++++ RECORDS SUPPLIED ++++

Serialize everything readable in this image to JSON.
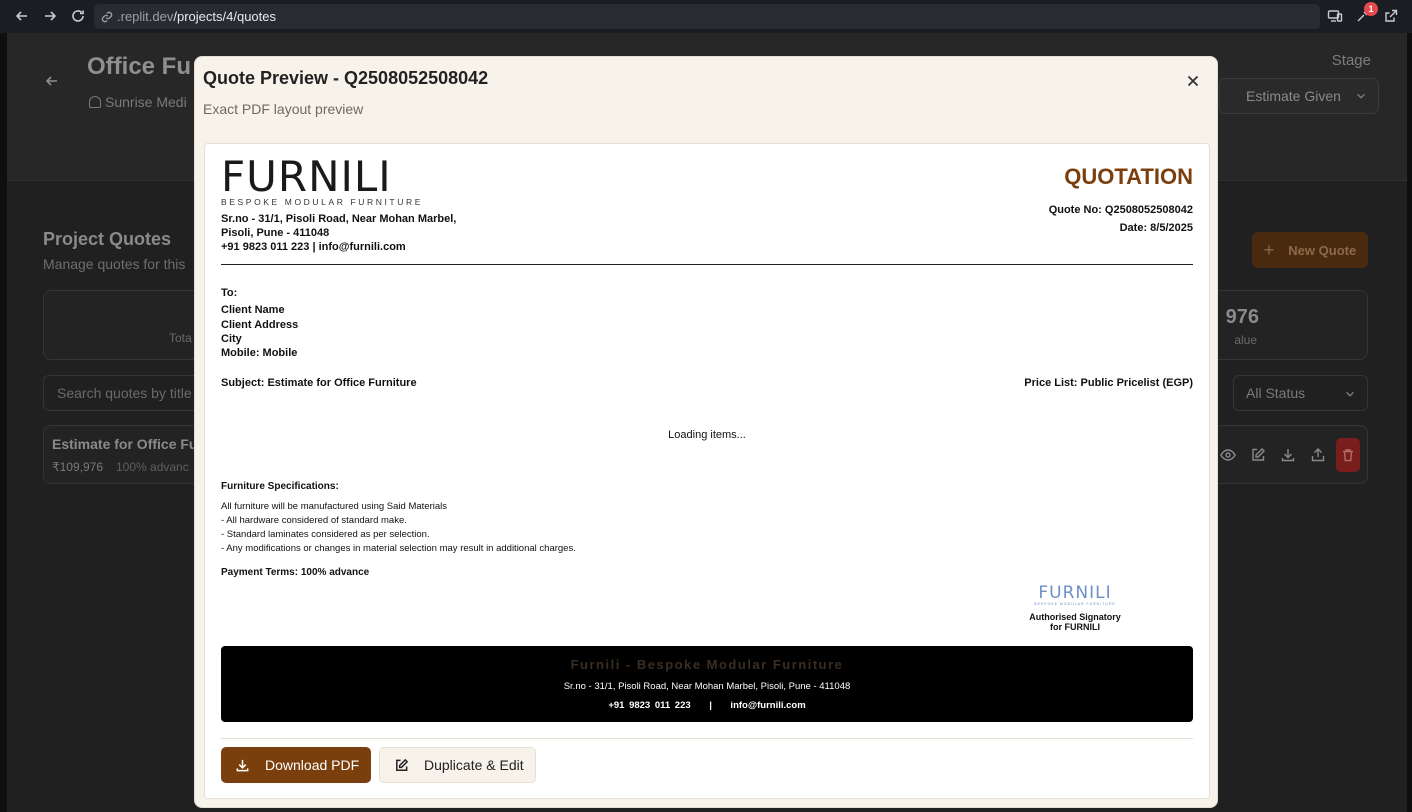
{
  "browser": {
    "url_host": ".replit.dev",
    "url_path": "/projects/4/quotes",
    "notification_count": "1"
  },
  "background": {
    "project_title": "Office Fu",
    "client_name": "Sunrise Medi",
    "stage_label": "Stage",
    "stage_value": "Estimate Given",
    "section_title": "Project Quotes",
    "section_subtitle": "Manage quotes for this",
    "new_quote_label": "New Quote",
    "stat_left_label": "Tota",
    "stat_right_value": "976",
    "stat_right_label": "alue",
    "search_placeholder": "Search quotes by title",
    "status_filter": "All Status",
    "quote_row": {
      "title": "Estimate for Office Fu",
      "amount": "₹109,976",
      "terms": "100% advanc"
    }
  },
  "modal": {
    "title": "Quote Preview - Q2508052508042",
    "subtitle": "Exact PDF layout preview",
    "close_icon": "close-icon",
    "document": {
      "logo_word": "FURNILI",
      "logo_tagline": "BESPOKE MODULAR FURNITURE",
      "address_line1": "Sr.no - 31/1, Pisoli Road, Near Mohan Marbel,",
      "address_line2": "Pisoli, Pune - 411048",
      "address_line3": "+91 9823 011 223 | info@furnili.com",
      "doc_type": "QUOTATION",
      "quote_no": "Quote No: Q2508052508042",
      "date": "Date: 8/5/2025",
      "to_label": "To:",
      "client_name": "Client Name",
      "client_address": "Client Address",
      "city": "City",
      "mobile": "Mobile: Mobile",
      "subject": "Subject: Estimate for Office Furniture",
      "price_list": "Price List: Public Pricelist (EGP)",
      "loading": "Loading items...",
      "spec_title": "Furniture Specifications:",
      "spec_lines": [
        "All furniture will be manufactured using Said Materials",
        "- All hardware considered of standard make.",
        "- Standard laminates considered as per selection.",
        "- Any modifications or changes in material selection may result in additional charges."
      ],
      "payment_terms": "Payment Terms: 100% advance",
      "sign_logo": "FURNILI",
      "sign_tagline": "BESPOKE MODULAR FURNITURE",
      "sign_line1": "Authorised Signatory",
      "sign_line2": "for FURNILI",
      "footer_brand": "Furnili - Bespoke Modular Furniture",
      "footer_address": "Sr.no - 31/1, Pisoli Road, Near Mohan Marbel, Pisoli, Pune - 411048",
      "footer_contact": "+91 9823 011 223    |    info@furnili.com"
    },
    "download_label": "Download PDF",
    "duplicate_label": "Duplicate & Edit"
  },
  "colors": {
    "accent_brown": "#7a3f0d",
    "modal_bg": "#f7f2ea",
    "footer_bg": "#000000",
    "signature_blue": "#6f8fc7"
  }
}
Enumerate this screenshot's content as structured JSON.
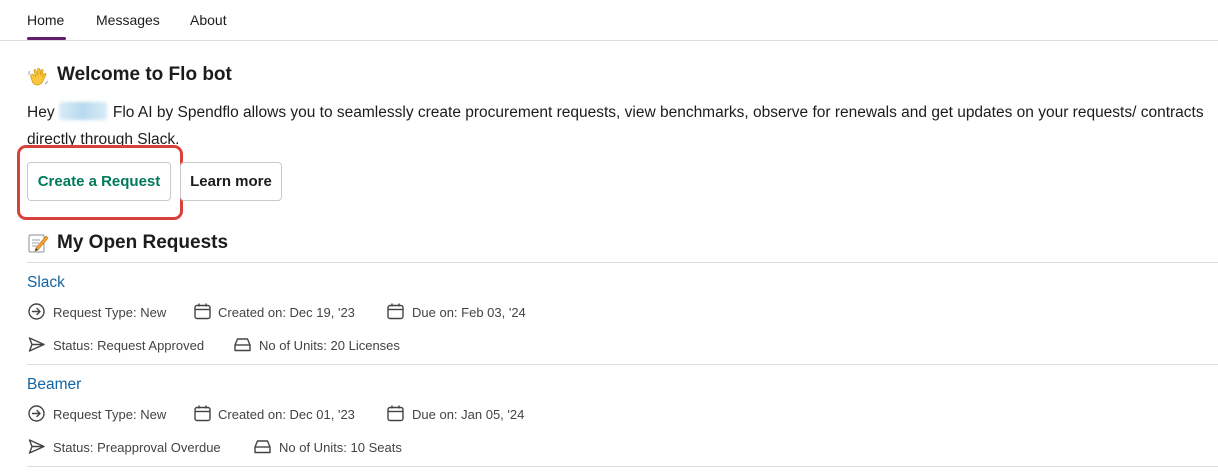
{
  "tabs": [
    {
      "label": "Home",
      "active": true
    },
    {
      "label": "Messages",
      "active": false
    },
    {
      "label": "About",
      "active": false
    }
  ],
  "welcome": {
    "emoji": "waving-hand-icon",
    "title": "Welcome to Flo bot",
    "greeting": "Hey",
    "description": "Flo AI by Spendflo allows you to seamlessly create procurement requests, view benchmarks, observe for renewals and get updates on your requests/ contracts directly through Slack."
  },
  "buttons": {
    "create": "Create a Request",
    "learn": "Learn more"
  },
  "open_requests": {
    "emoji": "memo-icon",
    "title": "My Open Requests",
    "items": [
      {
        "name": "Slack",
        "request_type": "Request Type: New",
        "created": "Created on: Dec 19, '23",
        "due": "Due on:  Feb 03, '24",
        "status": "Status: Request Approved",
        "units": "No of Units: 20 Licenses"
      },
      {
        "name": "Beamer",
        "request_type": "Request Type: New",
        "created": "Created on: Dec 01, '23",
        "due": "Due on:  Jan 05, '24",
        "status": "Status: Preapproval Overdue",
        "units": "No of Units: 10 Seats"
      }
    ]
  },
  "colors": {
    "accent_tab": "#611f69",
    "link": "#1264a3",
    "primary_button_text": "#007a5a",
    "highlight": "#d9423a"
  }
}
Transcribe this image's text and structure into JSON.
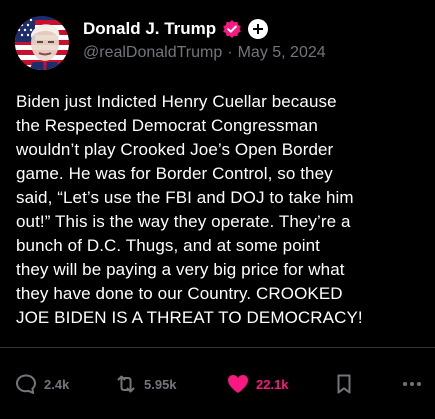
{
  "user": {
    "display_name": "Donald J. Trump",
    "handle": "@realDonaldTrump",
    "separator": "·",
    "date": "May 5, 2024",
    "verified_color": "#f91880"
  },
  "post": {
    "text": "Biden just Indicted Henry Cuellar because\nthe Respected Democrat Congressman\nwouldn’t play Crooked Joe’s Open Border\ngame. He was for Border Control, so they\nsaid, “Let’s use the FBI and DOJ to take him\nout!” This is the way they operate. They’re a\nbunch of D.C. Thugs, and at some point\nthey will be paying a very big price for what\nthey have done to our Country. CROOKED\nJOE BIDEN IS A THREAT TO DEMOCRACY!"
  },
  "actions": {
    "replies": "2.4k",
    "reposts": "5.95k",
    "likes": "22.1k",
    "like_color": "#f91880",
    "muted_color": "#71767b"
  }
}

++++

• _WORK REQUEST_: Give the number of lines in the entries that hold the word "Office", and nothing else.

• _RESULT FOR THIS EXERCISE_: 3